*Exercise*:
Reproduce every entry precisely as written.

[Items from an interface collection]
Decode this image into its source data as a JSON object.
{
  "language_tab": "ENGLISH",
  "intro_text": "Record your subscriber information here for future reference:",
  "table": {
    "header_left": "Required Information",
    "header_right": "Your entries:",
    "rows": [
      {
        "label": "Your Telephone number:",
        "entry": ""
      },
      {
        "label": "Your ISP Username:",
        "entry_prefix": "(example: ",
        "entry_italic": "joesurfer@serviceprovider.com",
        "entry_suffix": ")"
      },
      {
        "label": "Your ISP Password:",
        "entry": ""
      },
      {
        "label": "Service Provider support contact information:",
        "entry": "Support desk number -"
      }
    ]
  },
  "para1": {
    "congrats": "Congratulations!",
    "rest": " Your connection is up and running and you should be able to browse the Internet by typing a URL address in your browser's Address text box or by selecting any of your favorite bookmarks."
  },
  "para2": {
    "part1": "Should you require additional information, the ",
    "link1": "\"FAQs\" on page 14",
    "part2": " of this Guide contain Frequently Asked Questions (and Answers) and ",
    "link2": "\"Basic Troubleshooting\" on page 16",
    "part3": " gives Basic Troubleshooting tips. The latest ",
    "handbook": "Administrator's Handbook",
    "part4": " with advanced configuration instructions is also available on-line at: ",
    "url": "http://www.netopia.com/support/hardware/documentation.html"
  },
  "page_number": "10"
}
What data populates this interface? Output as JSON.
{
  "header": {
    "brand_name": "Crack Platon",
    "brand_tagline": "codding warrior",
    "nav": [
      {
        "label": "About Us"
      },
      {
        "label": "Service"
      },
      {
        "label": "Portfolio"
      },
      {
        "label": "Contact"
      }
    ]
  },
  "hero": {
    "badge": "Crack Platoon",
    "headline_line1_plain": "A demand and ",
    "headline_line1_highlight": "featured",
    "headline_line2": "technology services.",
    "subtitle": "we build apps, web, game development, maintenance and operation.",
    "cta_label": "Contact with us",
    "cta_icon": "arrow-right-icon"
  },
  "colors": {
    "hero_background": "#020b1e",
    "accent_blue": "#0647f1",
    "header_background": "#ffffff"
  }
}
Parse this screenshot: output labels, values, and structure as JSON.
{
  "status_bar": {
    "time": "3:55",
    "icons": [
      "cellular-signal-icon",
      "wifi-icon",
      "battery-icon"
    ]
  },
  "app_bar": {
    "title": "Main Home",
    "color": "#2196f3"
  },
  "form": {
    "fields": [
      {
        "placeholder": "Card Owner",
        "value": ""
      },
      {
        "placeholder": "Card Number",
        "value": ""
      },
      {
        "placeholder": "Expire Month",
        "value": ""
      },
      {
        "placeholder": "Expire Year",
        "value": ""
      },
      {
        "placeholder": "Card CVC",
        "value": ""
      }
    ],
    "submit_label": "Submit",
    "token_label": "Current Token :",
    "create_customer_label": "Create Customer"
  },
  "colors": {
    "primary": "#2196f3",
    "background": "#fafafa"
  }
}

*Answer*:
Decode this image into its source data as a JSON object.
{
  "language_tab": "ENGLISH",
  "intro_text": "Record your subscriber information here for future reference:",
  "table": {
    "header_left": "Required Information",
    "header_right": "Your entries:",
    "rows": [
      {
        "label": "Your Telephone number:",
        "entry": ""
      },
      {
        "label": "Your ISP Username:",
        "entry_prefix": "(example: ",
        "entry_italic": "joesurfer@serviceprovider.com",
        "entry_suffix": ")"
      },
      {
        "label": "Your ISP Password:",
        "entry": ""
      },
      {
        "label": "Service Provider support contact information:",
        "entry": "Support desk number -"
      }
    ]
  },
  "para1": {
    "congrats": "Congratulations!",
    "rest": " Your connection is up and running and you should be able to browse the Internet by typing a URL address in your browser's Address text box or by selecting any of your favorite bookmarks."
  },
  "para2": {
    "part1": "Should you require additional information, the ",
    "link1": "\"FAQs\" on page 14",
    "part2": " of this Guide contain Frequently Asked Questions (and Answers) and ",
    "link2": "\"Basic Troubleshooting\" on page 16",
    "part3": " gives Basic Troubleshooting tips. The latest ",
    "handbook": "Administrator's Handbook",
    "part4": " with advanced configuration instructions is also available on-line at: ",
    "url": "http://www.netopia.com/support/hardware/documentation.html"
  },
  "page_number": "10"
}
What data populates this interface? Output as JSON.
{
  "header": {
    "brand_name": "Crack Platon",
    "brand_tagline": "codding warrior",
    "nav": [
      {
        "label": "About Us"
      },
      {
        "label": "Service"
      },
      {
        "label": "Portfolio"
      },
      {
        "label": "Contact"
      }
    ]
  },
  "hero": {
    "badge": "Crack Platoon",
    "headline_line1_plain": "A demand and ",
    "headline_line1_highlight": "featured",
    "headline_line2": "technology services.",
    "subtitle": "we build apps, web, game development, maintenance and operation.",
    "cta_label": "Contact with us",
    "cta_icon": "arrow-right-icon"
  },
  "colors": {
    "hero_background": "#020b1e",
    "accent_blue": "#0647f1",
    "header_background": "#ffffff"
  }
}
Parse this screenshot: output labels, values, and structure as JSON.
{
  "status_bar": {
    "time": "3:55",
    "icons": [
      "cellular-signal-icon",
      "wifi-icon",
      "battery-icon"
    ]
  },
  "app_bar": {
    "title": "Main Home",
    "color": "#2196f3"
  },
  "form": {
    "fields": [
      {
        "placeholder": "Card Owner",
        "value": ""
      },
      {
        "placeholder": "Card Number",
        "value": ""
      },
      {
        "placeholder": "Expire Month",
        "value": ""
      },
      {
        "placeholder": "Expire Year",
        "value": ""
      },
      {
        "placeholder": "Card CVC",
        "value": ""
      }
    ],
    "submit_label": "Submit",
    "token_label": "Current Token :",
    "create_customer_label": "Create Customer"
  },
  "colors": {
    "primary": "#2196f3",
    "background": "#fafafa"
  }
}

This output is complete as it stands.